Most definitely. I’m not going to say anybody specifically, but just this entire season that just passed, I couldn’t perform at my best. So of course I’m going to come into the NFL with a lot on my shoulders and my back to carry.
When you look back on your LSU career, what’s your favorite moment or favorite game?
Not a favorite game, I just loved my career at LSU. It was a fun experience for me. Those three years, man, they went by so fast. And just overall I’ve gotten better as a player thanks to my coaches and my relationships with those guys — Jamal Adams, Duke Riley — that’s my brothers I can call them that forever. So, I mean, overall my relationships and all the tasks I went through at LSU.
I have to ask, how different were the inspirational speeches going from Coach Miles and Coach O?
[Laughs] I mean, in the game moment Coach Miles was always calm with it — he was always cool, calm, collected. Coach O, man, you can feed off his energy. I love Coach O. He’s a player’s coach. He’s with you right or wrong, whatever mistake you make, he says just move on to the next play. That’s just who he is and it makes everybody want to play better.
Do you feel like we’re seeing a resurgence of the running back position, with guys like yourself, Dalvin and others this year and what Zeke did as a rookie last year? Is it exciting coming into the league with the running back position so strong?

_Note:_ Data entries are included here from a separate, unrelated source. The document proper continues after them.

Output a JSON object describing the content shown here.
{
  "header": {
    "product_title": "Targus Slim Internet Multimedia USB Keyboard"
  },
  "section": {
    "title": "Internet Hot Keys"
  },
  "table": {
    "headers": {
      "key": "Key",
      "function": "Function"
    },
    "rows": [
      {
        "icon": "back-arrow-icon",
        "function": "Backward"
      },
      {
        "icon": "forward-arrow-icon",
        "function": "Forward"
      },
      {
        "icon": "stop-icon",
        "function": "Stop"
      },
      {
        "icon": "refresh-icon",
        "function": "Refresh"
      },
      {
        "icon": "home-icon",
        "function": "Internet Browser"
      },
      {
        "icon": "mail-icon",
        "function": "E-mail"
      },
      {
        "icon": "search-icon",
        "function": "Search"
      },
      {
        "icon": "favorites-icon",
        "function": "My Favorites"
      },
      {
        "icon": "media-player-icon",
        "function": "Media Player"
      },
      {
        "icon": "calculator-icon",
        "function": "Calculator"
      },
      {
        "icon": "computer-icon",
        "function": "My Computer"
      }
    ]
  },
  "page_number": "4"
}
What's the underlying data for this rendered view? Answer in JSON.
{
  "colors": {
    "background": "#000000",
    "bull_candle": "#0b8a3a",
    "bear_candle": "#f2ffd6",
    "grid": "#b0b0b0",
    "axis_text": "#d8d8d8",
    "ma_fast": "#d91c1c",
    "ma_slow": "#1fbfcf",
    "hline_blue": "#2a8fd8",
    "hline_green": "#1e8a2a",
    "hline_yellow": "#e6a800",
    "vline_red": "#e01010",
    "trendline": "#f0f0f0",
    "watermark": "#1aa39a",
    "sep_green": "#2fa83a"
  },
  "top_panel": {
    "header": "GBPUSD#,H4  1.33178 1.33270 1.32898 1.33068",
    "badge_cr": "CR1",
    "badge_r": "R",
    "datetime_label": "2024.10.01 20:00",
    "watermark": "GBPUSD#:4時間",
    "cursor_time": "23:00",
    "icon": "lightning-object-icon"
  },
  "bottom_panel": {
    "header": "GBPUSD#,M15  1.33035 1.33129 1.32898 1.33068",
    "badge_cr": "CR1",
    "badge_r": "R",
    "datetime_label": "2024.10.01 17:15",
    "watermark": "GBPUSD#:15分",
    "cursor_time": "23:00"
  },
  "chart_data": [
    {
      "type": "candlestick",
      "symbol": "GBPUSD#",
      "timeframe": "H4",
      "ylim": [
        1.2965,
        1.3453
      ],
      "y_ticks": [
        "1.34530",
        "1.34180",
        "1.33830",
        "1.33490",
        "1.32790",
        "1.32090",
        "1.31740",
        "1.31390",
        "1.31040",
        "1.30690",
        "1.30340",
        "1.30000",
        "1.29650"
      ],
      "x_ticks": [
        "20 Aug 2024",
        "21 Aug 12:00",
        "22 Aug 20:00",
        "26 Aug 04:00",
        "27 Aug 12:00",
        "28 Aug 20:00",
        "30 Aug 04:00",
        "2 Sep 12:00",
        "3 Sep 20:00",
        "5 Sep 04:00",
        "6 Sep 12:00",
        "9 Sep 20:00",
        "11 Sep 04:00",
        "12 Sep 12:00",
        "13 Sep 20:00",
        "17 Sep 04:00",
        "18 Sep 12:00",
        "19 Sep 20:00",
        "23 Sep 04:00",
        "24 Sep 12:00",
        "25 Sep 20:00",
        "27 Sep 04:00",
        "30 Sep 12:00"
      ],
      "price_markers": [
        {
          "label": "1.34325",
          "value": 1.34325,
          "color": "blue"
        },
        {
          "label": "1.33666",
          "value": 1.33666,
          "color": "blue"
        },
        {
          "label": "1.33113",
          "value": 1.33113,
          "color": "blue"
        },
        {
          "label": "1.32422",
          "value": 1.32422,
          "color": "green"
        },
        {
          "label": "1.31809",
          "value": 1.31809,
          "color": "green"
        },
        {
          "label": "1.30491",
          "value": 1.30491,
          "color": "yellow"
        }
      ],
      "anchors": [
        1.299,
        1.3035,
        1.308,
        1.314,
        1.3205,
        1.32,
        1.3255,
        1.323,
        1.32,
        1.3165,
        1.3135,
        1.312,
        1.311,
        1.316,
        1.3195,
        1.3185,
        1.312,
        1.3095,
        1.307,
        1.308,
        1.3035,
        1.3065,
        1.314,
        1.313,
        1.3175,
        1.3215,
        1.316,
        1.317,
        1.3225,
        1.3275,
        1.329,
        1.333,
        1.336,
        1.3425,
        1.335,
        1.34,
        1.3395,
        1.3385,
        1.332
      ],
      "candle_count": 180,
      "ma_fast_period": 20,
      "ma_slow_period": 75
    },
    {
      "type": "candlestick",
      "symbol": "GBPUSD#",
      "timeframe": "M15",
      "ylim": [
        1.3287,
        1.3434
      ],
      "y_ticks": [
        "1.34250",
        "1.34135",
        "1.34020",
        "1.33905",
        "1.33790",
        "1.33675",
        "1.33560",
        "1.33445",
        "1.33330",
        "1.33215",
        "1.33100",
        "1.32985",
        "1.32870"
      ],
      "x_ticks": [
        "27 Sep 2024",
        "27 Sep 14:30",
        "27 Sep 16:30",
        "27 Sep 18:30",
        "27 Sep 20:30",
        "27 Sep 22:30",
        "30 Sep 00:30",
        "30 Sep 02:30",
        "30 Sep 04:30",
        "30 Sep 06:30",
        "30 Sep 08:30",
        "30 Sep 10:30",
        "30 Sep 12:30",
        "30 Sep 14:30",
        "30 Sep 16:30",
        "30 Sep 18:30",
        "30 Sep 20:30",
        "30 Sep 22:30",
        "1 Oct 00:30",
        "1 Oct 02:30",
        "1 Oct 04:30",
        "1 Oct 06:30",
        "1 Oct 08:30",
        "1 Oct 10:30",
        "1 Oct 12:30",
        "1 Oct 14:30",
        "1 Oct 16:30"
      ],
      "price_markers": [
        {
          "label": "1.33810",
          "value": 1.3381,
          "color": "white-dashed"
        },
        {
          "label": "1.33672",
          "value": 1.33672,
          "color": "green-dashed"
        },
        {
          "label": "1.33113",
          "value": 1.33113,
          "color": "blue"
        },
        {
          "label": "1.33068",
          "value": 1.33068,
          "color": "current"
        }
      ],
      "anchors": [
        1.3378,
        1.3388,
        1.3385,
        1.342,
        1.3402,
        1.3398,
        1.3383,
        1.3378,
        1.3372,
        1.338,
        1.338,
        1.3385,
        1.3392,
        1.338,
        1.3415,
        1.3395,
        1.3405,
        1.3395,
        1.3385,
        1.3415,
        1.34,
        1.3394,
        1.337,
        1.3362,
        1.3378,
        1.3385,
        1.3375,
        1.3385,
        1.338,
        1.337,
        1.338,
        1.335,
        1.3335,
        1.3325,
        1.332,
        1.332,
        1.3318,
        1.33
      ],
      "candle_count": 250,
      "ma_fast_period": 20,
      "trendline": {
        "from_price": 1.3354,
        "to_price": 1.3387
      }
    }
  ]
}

Yeah, I think Todd Gurley, Ezekiel Elliott, and those guys did a great job representing the running backs, and also doing a great job in their first year, balling the way they did, they kind of help us out. If it wasn’t for those guys that went first round two years before us or the year before us, I mean, they wouldn’t look at running backs as high as they do now. So without those guys, I don’t know where we’d be at as running backs.
Is there something to, as teams continue to spread things out and defenses have had to adapt to that, with some teams using nickel packages as base looks, that it has that created an advantage for downhill, powerful backs having more smaller guys on the field?
I’m not going to say it’s us. I think it’s the line. You know, the running backs don’t just make the holes on their own. It’s a team effort. It’s not just on the running backs, you know, one guy can’t beat 11 guys. To me, I think it’s the team you’re on. Players who are committed to you and blocking for you, and it’s on all of y’all to get it done.
Finally, do you have your draft suit already picked out, or are you still weighing your options?
I’m still weighing the options.
Are you going to be one of the guys in something flashy or you keeping it more low-key?
Nah, low-key. Not flashy. I’m not really a flash guy. I only flash with my shoes.